The problem ▸ Look through the entries below and report every line that has "name".

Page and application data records

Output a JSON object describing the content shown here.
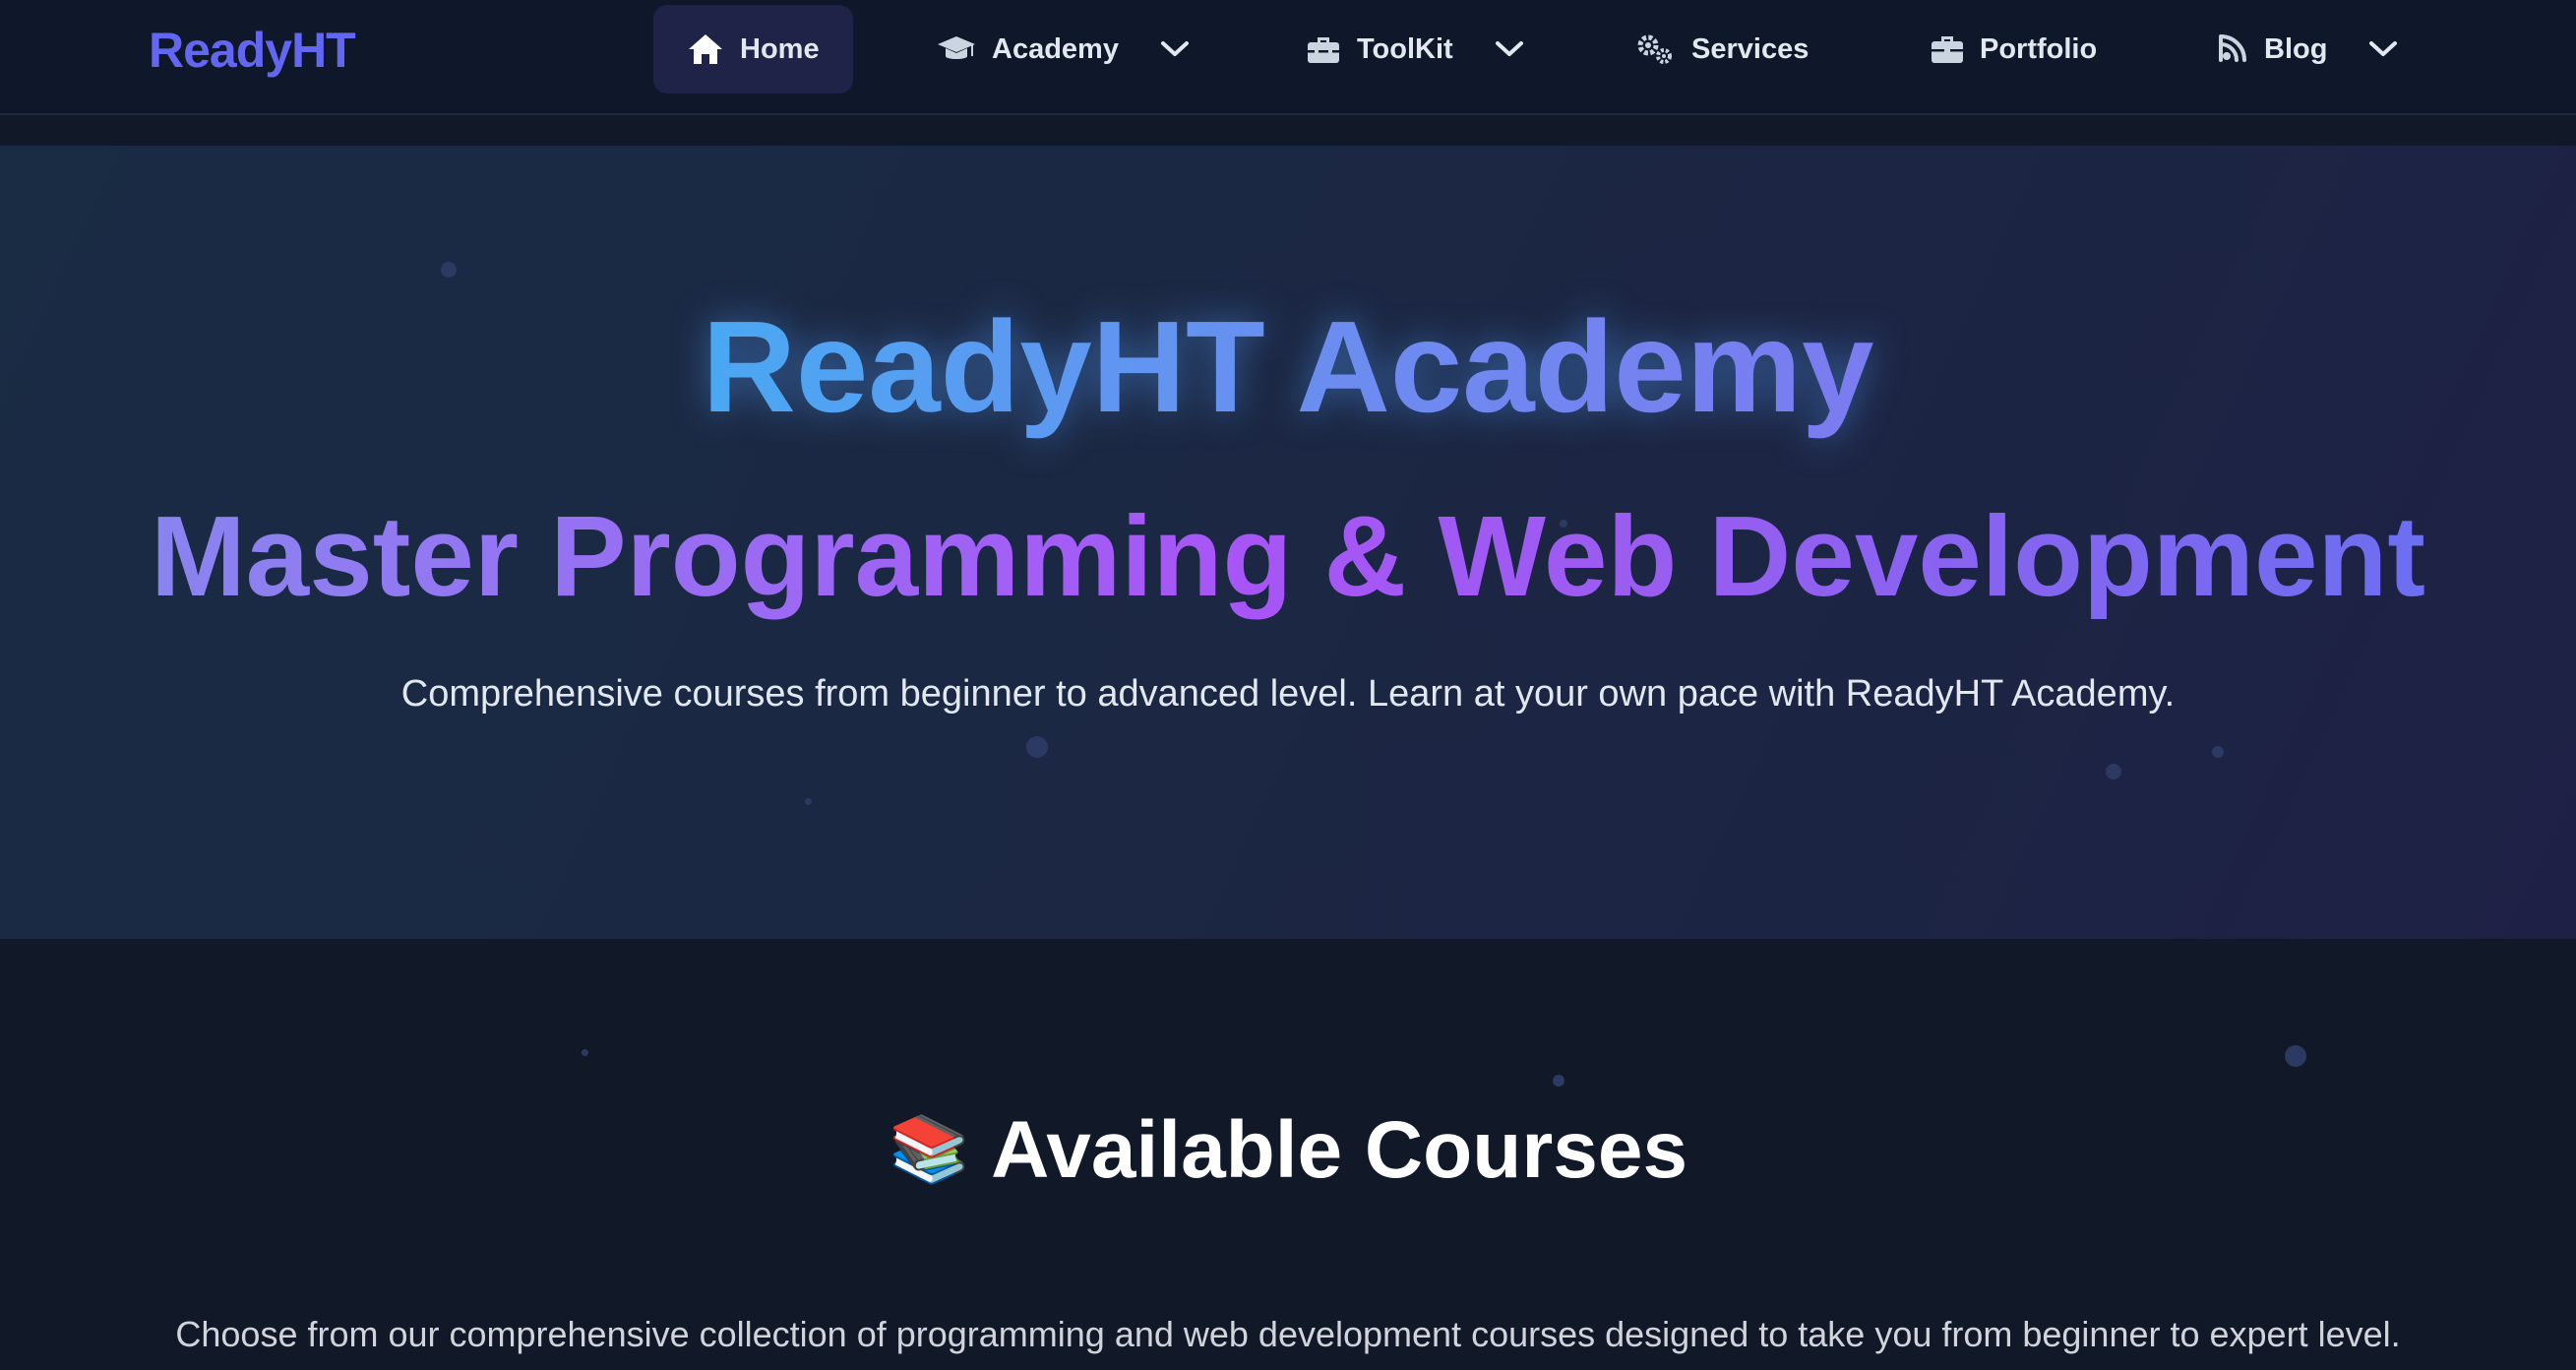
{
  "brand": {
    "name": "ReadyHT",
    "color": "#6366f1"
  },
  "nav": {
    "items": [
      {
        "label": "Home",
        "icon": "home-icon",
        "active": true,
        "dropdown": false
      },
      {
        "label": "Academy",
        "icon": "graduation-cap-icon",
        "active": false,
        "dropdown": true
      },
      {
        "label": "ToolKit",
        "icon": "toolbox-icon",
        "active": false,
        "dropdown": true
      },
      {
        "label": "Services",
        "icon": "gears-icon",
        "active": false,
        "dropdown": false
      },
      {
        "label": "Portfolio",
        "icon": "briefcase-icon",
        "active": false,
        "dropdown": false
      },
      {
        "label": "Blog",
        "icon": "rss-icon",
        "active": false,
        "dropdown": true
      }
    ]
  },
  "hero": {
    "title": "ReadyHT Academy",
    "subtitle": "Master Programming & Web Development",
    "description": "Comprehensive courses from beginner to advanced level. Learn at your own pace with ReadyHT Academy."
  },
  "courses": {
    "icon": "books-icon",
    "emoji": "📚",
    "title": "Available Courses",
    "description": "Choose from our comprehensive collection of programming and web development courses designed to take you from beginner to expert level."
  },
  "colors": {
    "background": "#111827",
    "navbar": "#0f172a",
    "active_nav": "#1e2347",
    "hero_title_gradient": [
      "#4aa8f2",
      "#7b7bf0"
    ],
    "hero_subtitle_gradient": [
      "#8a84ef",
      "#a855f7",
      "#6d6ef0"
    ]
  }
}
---
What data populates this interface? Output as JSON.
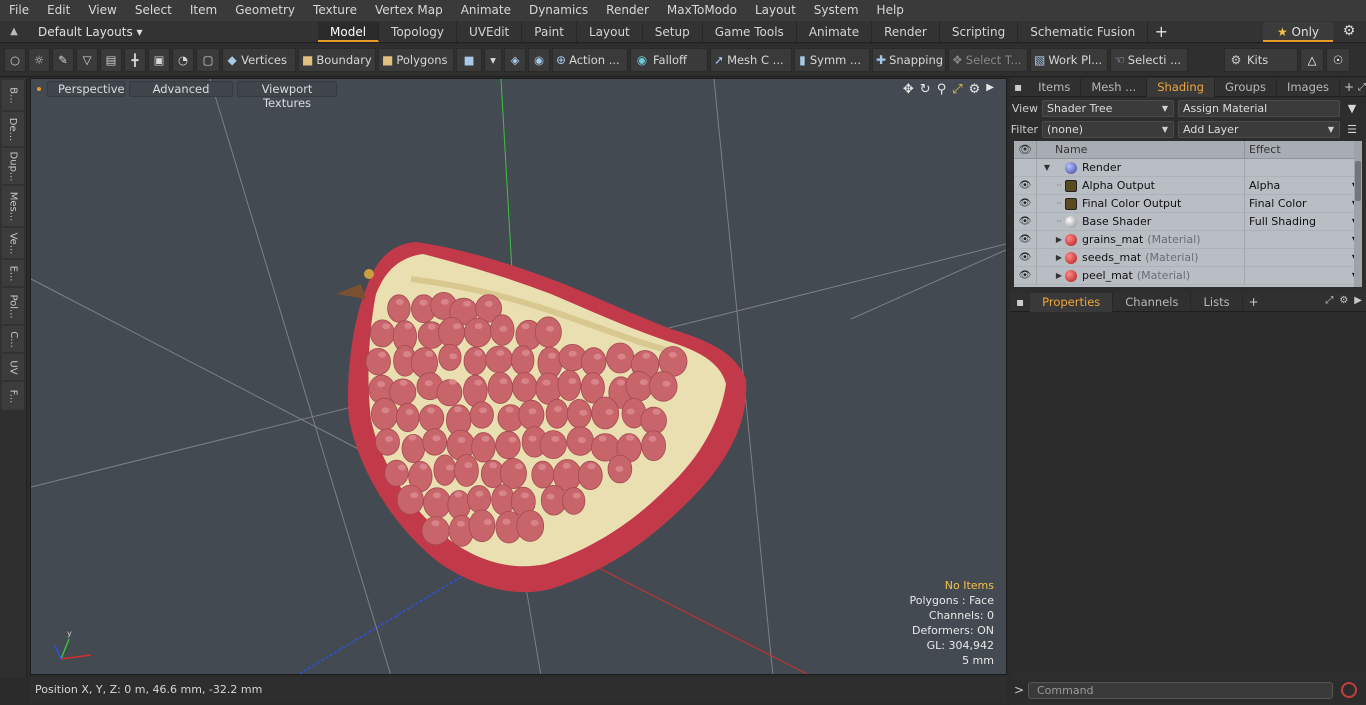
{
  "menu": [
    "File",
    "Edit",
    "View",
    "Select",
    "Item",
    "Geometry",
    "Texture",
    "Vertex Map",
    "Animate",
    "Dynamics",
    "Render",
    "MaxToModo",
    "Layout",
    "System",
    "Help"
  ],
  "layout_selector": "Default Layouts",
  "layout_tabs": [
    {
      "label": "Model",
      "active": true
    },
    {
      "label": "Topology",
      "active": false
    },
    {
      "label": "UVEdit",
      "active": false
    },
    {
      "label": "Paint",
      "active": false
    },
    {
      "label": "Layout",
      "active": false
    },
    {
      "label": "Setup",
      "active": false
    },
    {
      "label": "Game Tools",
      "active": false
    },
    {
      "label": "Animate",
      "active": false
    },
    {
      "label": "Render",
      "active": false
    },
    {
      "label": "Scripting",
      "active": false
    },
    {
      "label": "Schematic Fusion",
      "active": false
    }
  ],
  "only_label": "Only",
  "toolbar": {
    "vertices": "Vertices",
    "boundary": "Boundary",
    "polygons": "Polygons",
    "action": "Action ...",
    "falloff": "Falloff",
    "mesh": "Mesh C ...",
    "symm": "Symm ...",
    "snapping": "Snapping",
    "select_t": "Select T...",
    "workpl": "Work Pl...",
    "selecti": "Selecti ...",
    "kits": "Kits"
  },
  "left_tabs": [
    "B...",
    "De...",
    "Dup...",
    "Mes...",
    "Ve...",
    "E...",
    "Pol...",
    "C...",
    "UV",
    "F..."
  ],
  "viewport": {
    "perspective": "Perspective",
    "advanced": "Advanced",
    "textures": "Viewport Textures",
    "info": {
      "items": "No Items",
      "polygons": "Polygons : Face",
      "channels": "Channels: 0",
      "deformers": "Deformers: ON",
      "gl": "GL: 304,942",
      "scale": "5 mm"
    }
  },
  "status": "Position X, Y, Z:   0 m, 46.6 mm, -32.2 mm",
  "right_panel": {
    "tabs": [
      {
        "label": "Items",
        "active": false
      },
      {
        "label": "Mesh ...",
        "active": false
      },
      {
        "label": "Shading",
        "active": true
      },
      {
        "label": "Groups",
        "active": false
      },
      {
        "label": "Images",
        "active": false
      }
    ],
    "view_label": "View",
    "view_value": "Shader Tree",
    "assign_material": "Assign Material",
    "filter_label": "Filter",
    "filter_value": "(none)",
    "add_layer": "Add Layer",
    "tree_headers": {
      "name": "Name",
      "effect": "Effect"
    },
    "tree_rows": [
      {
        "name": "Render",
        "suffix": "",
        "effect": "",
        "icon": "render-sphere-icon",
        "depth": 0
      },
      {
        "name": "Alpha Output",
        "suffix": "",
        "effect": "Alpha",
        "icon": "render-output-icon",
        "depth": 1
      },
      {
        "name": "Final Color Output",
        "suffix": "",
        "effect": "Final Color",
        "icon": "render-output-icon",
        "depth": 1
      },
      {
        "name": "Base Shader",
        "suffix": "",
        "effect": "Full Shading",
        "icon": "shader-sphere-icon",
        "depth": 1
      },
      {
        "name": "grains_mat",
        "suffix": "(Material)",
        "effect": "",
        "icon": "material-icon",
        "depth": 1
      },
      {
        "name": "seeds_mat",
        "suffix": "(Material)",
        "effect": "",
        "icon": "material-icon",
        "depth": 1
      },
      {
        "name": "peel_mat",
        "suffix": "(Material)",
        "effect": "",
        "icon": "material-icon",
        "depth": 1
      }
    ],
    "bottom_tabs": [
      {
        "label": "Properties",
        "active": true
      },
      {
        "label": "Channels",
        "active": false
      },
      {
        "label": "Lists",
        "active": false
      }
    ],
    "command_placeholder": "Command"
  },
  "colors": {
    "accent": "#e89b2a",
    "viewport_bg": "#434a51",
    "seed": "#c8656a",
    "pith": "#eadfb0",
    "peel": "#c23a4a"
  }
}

Response to this exercise ▸
    "name": "ReadyHT",
      "name": "Name",
        "name": "Render",
        "name": "Alpha Output",
        "name": "Final Color Output",
        "name": "Base Shader",
        "name": "grains_mat",
        "name": "seeds_mat",
        "name": "peel_mat",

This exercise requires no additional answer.